▶ **TASK DESCRIPTION**:
Across the following data, how many lines include the string "sign"? Reply with the number and nothing more.
━━━ DATA IN THIS EXERCISE ━━━
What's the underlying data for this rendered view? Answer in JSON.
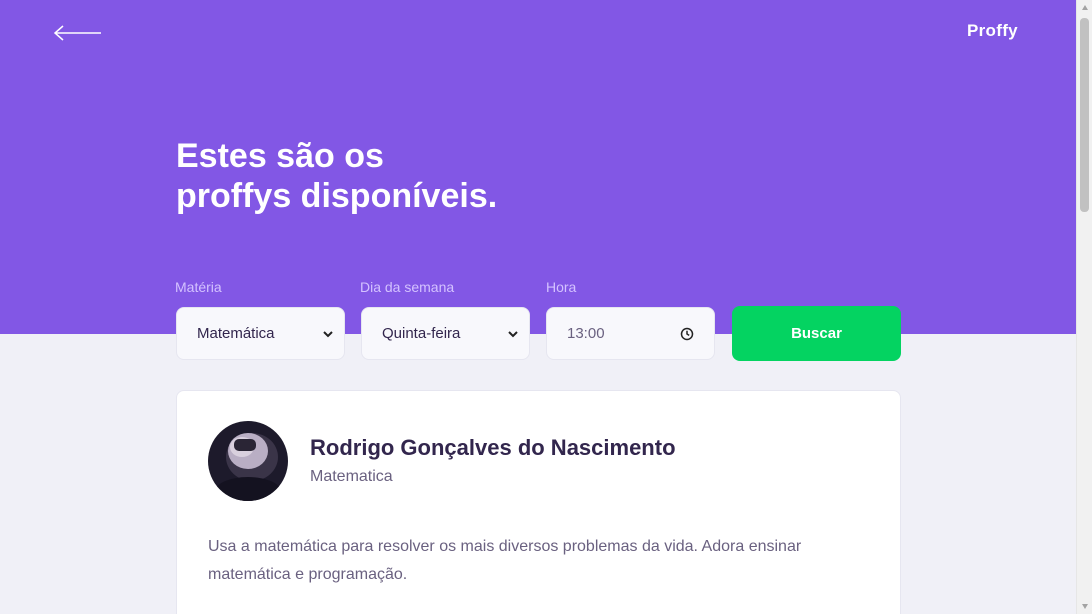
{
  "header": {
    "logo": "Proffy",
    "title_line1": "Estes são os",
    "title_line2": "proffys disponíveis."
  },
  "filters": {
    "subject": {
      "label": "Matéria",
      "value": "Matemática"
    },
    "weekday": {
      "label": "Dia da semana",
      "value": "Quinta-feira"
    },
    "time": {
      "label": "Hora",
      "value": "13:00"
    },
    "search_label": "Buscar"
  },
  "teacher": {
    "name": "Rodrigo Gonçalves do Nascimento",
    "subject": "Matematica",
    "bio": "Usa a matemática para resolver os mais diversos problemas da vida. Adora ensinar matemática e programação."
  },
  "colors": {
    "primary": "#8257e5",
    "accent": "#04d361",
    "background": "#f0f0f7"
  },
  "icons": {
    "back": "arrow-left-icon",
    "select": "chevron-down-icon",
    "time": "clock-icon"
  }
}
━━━
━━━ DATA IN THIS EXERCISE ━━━
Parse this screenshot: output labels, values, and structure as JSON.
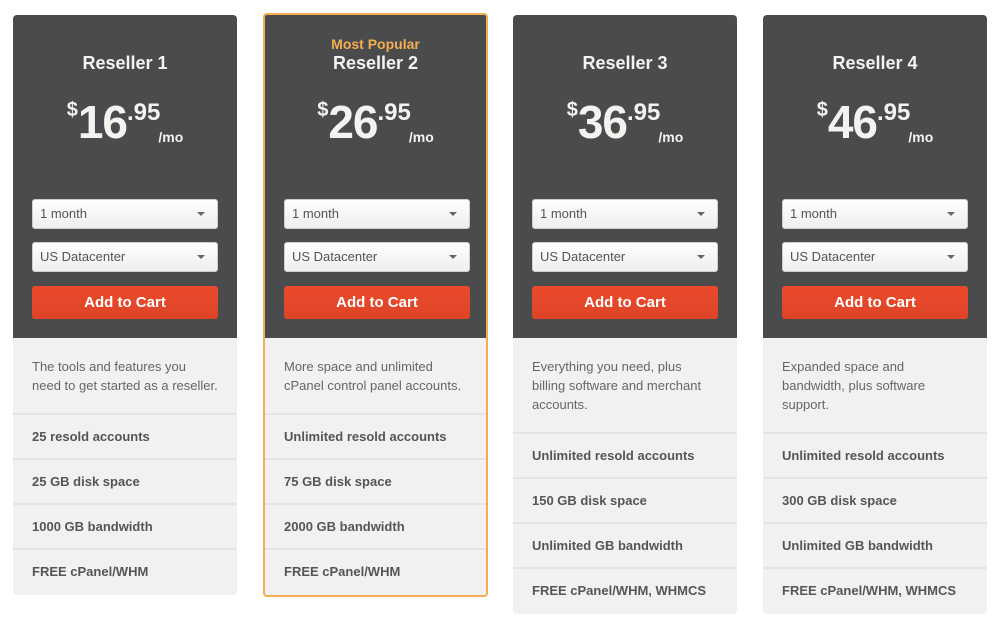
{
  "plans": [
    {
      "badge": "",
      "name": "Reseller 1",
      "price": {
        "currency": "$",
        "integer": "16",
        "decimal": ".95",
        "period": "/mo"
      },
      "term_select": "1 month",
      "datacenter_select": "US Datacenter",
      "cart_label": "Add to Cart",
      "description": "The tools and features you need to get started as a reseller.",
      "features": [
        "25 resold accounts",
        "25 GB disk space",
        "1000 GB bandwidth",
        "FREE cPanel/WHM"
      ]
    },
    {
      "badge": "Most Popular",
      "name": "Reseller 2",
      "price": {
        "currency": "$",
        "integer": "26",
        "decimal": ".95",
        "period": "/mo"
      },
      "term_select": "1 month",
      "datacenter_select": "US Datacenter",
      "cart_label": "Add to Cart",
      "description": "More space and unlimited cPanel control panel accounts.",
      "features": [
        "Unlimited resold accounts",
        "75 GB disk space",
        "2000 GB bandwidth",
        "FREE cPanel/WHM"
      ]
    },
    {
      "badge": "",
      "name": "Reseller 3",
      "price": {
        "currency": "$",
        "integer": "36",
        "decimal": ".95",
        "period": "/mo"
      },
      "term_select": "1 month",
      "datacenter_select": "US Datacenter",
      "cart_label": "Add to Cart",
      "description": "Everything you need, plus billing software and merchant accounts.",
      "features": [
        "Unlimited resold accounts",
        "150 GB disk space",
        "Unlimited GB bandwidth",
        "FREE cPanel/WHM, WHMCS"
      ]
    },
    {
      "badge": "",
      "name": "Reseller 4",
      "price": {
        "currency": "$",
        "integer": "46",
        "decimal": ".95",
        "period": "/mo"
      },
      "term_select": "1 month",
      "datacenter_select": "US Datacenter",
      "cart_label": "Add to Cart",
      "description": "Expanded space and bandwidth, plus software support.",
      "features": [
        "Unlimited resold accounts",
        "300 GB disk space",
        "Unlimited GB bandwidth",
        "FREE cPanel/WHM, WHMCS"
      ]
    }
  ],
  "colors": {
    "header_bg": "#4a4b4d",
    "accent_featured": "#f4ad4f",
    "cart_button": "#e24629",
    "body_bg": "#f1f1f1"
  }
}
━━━
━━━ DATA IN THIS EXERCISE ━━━
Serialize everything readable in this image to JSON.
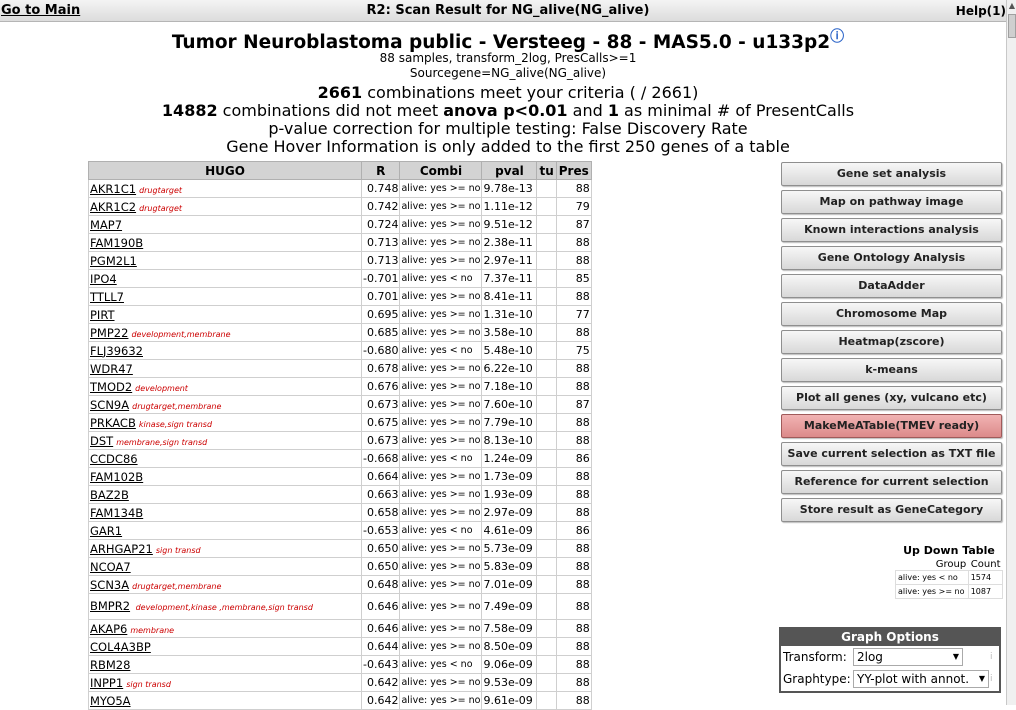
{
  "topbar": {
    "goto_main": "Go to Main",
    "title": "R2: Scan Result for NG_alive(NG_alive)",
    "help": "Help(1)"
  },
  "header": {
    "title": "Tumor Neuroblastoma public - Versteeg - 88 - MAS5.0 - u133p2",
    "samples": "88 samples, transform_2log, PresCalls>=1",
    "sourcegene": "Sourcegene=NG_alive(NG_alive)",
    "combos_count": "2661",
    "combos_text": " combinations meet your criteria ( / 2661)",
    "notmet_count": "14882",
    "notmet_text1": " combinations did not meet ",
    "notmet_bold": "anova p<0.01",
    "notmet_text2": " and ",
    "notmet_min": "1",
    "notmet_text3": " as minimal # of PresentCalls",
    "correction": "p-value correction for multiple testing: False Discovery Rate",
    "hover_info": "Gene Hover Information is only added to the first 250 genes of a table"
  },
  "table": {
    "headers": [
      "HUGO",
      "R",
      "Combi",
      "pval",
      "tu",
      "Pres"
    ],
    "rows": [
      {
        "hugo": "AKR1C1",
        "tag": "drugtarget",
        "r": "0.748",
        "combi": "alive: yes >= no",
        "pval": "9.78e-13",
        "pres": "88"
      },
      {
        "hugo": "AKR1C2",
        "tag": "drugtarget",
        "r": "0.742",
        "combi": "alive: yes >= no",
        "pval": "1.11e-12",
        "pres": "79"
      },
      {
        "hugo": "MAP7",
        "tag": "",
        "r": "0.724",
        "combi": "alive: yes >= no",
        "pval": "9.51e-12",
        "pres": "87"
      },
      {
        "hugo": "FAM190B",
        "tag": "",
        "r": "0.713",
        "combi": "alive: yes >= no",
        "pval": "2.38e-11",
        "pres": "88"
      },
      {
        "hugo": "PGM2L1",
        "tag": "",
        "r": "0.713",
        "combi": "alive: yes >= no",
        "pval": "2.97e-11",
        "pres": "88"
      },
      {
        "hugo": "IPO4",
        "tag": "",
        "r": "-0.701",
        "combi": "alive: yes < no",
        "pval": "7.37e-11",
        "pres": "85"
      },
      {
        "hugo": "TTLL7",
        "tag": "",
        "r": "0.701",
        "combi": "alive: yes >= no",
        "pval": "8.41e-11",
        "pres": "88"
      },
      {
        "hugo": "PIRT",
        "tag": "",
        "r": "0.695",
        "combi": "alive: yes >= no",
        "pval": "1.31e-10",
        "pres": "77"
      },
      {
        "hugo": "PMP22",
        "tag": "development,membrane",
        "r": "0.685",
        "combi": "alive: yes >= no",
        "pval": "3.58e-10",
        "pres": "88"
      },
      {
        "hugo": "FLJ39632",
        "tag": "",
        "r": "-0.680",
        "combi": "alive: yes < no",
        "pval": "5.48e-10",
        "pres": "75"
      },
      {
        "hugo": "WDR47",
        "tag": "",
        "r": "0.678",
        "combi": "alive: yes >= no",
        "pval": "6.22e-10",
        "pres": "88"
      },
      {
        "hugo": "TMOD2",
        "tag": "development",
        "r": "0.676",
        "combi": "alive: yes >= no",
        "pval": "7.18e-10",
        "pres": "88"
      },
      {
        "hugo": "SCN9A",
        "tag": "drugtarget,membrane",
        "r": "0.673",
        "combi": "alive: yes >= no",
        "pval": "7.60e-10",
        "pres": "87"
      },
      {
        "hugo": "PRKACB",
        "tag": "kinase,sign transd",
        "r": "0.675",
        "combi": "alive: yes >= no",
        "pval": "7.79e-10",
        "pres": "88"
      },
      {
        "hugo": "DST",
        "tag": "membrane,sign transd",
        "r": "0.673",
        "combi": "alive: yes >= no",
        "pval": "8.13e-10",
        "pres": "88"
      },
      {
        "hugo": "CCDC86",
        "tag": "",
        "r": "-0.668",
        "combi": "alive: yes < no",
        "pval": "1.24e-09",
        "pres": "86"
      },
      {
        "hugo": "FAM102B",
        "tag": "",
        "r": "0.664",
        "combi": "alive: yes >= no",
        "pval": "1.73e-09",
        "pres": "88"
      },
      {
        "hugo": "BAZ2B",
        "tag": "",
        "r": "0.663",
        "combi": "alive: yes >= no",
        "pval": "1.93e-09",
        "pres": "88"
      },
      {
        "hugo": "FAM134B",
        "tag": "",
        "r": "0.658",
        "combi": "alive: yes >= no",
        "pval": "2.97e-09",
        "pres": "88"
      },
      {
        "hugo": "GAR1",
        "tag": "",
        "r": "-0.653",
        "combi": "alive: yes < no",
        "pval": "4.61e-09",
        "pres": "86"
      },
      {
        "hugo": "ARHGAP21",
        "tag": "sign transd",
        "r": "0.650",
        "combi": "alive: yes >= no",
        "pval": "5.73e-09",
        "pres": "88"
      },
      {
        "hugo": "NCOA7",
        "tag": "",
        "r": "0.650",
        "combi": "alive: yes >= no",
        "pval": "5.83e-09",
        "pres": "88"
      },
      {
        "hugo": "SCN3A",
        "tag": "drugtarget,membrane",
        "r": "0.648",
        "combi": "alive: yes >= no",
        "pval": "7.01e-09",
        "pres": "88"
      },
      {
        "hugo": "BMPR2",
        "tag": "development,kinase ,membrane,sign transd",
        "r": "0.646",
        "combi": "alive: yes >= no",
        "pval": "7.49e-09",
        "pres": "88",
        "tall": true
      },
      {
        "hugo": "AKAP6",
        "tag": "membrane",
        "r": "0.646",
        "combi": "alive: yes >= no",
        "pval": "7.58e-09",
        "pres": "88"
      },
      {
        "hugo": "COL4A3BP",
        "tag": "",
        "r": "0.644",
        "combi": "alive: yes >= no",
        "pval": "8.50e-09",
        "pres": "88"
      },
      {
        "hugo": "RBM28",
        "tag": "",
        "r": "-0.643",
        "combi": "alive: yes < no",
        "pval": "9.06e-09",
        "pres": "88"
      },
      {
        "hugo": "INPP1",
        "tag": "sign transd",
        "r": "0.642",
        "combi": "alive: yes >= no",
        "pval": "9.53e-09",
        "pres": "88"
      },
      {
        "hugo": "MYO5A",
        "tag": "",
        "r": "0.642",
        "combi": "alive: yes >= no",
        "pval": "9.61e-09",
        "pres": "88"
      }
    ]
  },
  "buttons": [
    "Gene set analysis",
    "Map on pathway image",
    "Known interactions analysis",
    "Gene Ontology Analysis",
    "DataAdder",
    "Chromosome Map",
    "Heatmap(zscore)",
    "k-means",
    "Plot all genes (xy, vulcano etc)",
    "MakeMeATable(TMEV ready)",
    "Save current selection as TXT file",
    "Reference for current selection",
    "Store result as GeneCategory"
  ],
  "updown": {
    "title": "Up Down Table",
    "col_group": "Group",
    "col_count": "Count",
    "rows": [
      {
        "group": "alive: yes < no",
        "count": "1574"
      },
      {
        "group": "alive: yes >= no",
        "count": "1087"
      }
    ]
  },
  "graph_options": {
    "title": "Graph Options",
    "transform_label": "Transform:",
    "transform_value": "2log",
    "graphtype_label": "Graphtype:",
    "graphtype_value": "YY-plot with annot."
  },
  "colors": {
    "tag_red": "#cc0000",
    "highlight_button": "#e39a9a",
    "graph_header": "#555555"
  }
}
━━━
▶ **TASK OUTPUT**:
5